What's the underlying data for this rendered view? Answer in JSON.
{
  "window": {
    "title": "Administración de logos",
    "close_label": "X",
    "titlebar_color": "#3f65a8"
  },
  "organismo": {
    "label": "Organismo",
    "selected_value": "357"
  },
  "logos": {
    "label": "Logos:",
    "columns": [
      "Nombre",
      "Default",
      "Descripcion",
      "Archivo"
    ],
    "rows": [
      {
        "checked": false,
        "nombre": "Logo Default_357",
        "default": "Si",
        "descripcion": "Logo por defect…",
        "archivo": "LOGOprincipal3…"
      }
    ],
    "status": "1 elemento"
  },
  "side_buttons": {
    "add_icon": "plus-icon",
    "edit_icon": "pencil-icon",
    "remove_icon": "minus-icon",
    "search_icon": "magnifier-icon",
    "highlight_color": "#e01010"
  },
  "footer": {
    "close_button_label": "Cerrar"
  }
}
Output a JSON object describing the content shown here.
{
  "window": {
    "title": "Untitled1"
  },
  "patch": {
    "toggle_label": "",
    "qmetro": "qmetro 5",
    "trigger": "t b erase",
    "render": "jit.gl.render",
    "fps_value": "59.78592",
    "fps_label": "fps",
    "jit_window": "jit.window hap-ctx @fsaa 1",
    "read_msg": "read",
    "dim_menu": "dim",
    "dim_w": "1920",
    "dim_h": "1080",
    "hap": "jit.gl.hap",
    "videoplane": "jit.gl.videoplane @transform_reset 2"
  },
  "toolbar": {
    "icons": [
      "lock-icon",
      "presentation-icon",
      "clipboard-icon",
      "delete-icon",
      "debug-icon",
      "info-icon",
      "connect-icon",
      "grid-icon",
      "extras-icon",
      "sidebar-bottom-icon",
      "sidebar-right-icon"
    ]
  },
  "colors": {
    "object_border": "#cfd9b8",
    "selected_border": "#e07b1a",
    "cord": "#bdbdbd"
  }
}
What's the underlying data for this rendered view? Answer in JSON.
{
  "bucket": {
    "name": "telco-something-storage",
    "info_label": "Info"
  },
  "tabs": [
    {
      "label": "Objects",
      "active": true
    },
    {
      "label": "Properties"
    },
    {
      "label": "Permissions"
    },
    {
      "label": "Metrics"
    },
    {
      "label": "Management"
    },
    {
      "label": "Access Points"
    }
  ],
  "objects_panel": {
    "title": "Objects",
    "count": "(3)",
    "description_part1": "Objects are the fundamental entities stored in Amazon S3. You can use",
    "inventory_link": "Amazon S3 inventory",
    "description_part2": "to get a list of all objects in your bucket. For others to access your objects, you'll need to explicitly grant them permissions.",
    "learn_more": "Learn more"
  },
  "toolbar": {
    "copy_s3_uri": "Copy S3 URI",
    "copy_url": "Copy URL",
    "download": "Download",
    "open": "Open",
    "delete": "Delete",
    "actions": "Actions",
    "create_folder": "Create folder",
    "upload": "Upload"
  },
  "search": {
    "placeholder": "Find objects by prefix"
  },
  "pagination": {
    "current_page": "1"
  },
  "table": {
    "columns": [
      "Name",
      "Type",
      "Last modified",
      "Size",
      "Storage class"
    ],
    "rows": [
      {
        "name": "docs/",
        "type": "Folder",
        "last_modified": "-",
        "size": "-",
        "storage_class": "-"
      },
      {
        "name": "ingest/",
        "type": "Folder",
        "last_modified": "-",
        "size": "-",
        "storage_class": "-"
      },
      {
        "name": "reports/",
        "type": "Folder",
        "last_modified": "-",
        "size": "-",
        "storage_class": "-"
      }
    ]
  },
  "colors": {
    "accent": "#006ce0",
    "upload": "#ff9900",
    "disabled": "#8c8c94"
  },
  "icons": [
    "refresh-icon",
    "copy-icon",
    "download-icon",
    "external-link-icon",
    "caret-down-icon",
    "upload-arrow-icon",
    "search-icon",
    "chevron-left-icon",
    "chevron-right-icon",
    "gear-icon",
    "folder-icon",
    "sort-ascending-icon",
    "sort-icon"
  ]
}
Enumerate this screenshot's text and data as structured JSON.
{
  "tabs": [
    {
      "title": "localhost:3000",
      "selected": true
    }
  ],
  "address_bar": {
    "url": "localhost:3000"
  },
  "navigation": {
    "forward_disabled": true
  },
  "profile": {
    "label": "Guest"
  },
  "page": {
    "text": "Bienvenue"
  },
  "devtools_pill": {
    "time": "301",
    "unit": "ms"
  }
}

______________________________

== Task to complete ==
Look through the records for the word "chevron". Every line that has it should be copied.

== Exercise result ==
    "chevron-left-icon",
    "chevron-right-icon",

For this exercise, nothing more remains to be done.